_Work instructions_. A faithful copy of the whole listing is required.

_Input data_.
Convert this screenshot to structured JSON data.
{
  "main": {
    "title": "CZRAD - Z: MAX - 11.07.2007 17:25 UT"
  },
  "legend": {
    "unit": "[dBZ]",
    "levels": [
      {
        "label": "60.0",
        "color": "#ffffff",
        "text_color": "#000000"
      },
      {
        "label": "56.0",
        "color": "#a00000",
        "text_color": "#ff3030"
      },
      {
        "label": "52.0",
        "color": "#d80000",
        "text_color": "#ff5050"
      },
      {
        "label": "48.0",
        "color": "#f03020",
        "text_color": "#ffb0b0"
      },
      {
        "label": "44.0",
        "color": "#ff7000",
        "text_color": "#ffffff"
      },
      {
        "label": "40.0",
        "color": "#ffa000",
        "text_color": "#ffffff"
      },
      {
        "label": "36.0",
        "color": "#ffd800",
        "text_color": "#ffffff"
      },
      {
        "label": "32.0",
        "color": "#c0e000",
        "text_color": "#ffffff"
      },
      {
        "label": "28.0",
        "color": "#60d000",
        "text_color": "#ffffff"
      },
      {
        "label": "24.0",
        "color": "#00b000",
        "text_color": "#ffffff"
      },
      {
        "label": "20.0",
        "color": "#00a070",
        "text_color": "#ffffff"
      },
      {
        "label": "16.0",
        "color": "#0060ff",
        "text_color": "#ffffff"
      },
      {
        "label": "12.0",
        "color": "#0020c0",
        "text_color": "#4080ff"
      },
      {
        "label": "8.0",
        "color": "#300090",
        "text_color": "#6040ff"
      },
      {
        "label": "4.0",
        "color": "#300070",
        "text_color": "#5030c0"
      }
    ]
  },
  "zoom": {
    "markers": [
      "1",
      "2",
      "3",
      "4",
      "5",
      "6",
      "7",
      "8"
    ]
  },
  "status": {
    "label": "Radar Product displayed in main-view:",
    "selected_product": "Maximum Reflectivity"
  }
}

_Output for this task_.
Convert this screenshot to structured JSON data.
{
  "main": {
    "title": "CZRAD - Z: MAX - 11.07.2007 17:25 UT"
  },
  "legend": {
    "unit": "[dBZ]",
    "levels": [
      {
        "label": "60.0",
        "color": "#ffffff",
        "text_color": "#000000"
      },
      {
        "label": "56.0",
        "color": "#a00000",
        "text_color": "#ff3030"
      },
      {
        "label": "52.0",
        "color": "#d80000",
        "text_color": "#ff5050"
      },
      {
        "label": "48.0",
        "color": "#f03020",
        "text_color": "#ffb0b0"
      },
      {
        "label": "44.0",
        "color": "#ff7000",
        "text_color": "#ffffff"
      },
      {
        "label": "40.0",
        "color": "#ffa000",
        "text_color": "#ffffff"
      },
      {
        "label": "36.0",
        "color": "#ffd800",
        "text_color": "#ffffff"
      },
      {
        "label": "32.0",
        "color": "#c0e000",
        "text_color": "#ffffff"
      },
      {
        "label": "28.0",
        "color": "#60d000",
        "text_color": "#ffffff"
      },
      {
        "label": "24.0",
        "color": "#00b000",
        "text_color": "#ffffff"
      },
      {
        "label": "20.0",
        "color": "#00a070",
        "text_color": "#ffffff"
      },
      {
        "label": "16.0",
        "color": "#0060ff",
        "text_color": "#ffffff"
      },
      {
        "label": "12.0",
        "color": "#0020c0",
        "text_color": "#4080ff"
      },
      {
        "label": "8.0",
        "color": "#300090",
        "text_color": "#6040ff"
      },
      {
        "label": "4.0",
        "color": "#300070",
        "text_color": "#5030c0"
      }
    ]
  },
  "zoom": {
    "markers": [
      "1",
      "2",
      "3",
      "4",
      "5",
      "6",
      "7",
      "8"
    ]
  },
  "status": {
    "label": "Radar Product displayed in main-view:",
    "selected_product": "Maximum Reflectivity"
  }
}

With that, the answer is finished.